Here we are again – you and I and your budget. We aim, in this blog, to give you the tools to look at your needs, your wants and your current reality.
In our country, financial planning is seen as gender neutral. The reality is that men and women are often not on an equal playing field and this approach can have serious consequences.
Generally, women live longer than men. This means the effects of inflation have a bigger impact on their retirement income, which is particularly concerning because women do not always earn the same as their male counterparts, which effects the amount of savings they are able to accumulate. Continue reading “One size does not fit all”
Most women take on the role of caretaker in their family unit. This makes them more inclined to tend to everyone else and their needs first. Often to the detriment of their own.

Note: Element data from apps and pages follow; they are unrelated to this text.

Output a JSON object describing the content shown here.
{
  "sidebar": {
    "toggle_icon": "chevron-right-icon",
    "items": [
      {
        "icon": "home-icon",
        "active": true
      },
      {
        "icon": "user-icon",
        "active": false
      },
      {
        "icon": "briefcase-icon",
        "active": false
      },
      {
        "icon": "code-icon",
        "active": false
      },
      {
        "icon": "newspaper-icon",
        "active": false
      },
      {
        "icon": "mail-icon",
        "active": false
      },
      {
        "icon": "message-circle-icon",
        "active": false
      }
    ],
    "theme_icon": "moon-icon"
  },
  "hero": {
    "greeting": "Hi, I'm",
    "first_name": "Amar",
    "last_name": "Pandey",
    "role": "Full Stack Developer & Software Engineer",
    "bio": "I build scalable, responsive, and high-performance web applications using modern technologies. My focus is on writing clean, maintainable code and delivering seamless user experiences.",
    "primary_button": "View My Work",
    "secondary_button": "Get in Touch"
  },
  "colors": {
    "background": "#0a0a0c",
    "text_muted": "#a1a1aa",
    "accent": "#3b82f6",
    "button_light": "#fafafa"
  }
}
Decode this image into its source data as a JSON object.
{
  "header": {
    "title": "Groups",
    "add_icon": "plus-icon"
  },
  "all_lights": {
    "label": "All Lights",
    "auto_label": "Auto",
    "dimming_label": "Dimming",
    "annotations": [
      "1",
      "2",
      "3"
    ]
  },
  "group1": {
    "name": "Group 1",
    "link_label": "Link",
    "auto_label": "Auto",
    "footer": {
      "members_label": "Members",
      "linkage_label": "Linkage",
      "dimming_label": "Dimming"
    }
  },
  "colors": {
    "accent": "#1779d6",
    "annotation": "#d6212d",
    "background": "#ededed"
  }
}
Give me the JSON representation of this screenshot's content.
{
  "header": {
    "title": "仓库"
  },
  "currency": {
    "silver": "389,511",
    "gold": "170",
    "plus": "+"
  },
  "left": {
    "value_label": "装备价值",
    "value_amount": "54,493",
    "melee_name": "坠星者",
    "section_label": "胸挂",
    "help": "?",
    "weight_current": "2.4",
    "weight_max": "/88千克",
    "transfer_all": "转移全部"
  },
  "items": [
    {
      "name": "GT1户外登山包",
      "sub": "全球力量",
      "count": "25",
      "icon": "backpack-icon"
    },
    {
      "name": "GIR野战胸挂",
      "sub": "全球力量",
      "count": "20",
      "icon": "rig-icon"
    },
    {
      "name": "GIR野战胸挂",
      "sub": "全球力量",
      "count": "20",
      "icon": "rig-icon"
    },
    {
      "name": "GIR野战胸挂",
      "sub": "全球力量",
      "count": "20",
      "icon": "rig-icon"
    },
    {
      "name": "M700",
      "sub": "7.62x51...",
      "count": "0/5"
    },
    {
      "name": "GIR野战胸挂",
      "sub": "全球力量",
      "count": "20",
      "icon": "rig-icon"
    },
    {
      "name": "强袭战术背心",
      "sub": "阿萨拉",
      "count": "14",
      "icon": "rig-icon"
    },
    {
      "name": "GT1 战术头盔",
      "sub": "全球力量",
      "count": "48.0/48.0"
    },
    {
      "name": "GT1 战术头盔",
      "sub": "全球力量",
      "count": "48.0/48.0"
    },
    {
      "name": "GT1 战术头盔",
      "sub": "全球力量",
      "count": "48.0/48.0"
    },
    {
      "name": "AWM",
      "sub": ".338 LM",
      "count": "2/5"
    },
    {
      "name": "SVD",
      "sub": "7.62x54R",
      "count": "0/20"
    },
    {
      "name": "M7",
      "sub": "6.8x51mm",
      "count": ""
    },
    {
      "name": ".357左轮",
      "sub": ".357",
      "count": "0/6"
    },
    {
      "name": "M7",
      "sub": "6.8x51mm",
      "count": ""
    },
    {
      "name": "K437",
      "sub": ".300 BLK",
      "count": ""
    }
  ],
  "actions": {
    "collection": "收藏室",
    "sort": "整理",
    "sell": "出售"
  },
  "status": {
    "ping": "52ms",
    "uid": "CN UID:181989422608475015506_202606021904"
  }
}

One area that sees the most neglect is financial planning. When analysing a married couple’s Financial Needs (FNA), a good financial planner will work on the assumption that the marriage will end, whether because of death or divorce. Both these outcomes must be taken into consideration. Unfortunately, the female often comes off as second best. Continue reading “Financial Planning for Women”
Clients are often confused by the various grand job titles used by consultants. Here is a simple explanation of who is who in the zoo.
1. Does their business card display an insurance company logo?
If YES, they represent a single company and the product they sell comes from their employer. Continue reading “There are 3 main categories of financial planners in South Africa”
Members in the financial planning and advisory industry have two different means of earning an income.
The industry standard – appropriated by most financial planners – is a commission-based model. With this, the financial consultant meets with the client, assesses the client’s needs requirement and then suggests and sells various policies to them. As the financial consultant works on a commission-based model, they will not earn an income in the event that no sale is made on behalf of the client. With this, there is a more aggressive approach to the selling of policies, and more often than not, the client will be heavily encouraged to buy a policy.
Getting married and starting a life with the person you love is a marvellous new chapter to begin, unfortunately, most marriages do not last. The divorce rate has increased by 5% and statistics from 2012 show that of the 161,112 marriages that took place in South Africa, 22,000 of those marriages resulted in divorce.
In most instances, the wife almost always ends up in a position of disadvantage. After experiencing a divorce, she will be forced to deal with emotional trauma and extra financial implications, and too, face the challenge of dealing with getting herself back to where she used to be and figuring out where she wants to be. Continue reading “Dealing with the Financial Implications of Divorce”
Is all debt bad? To answer that question, we need to consider two concepts:
- What is the cost of debt?
- What is the reward to be gained as a result of that debt?
If you are prepared to enter into debt to purchase a pair of shoes valued at R10 000, the reward will be that you are the envy of many of your friends. Is this reward worth R10 000, plus interest on the debt? Continue reading “Is all debt bad?”
The cost of education in South Africa is at an alarming all-time high, and these rates are not showing any sign of decreasing in the near future. Budgeting for your child or children’s education is imperative, and need not be too much of an overwhelming task.
We suggest seeking the assistance and guidance from a trusted financial planner to set a long-term strategy in place through the use of carefully considered unit trust funds.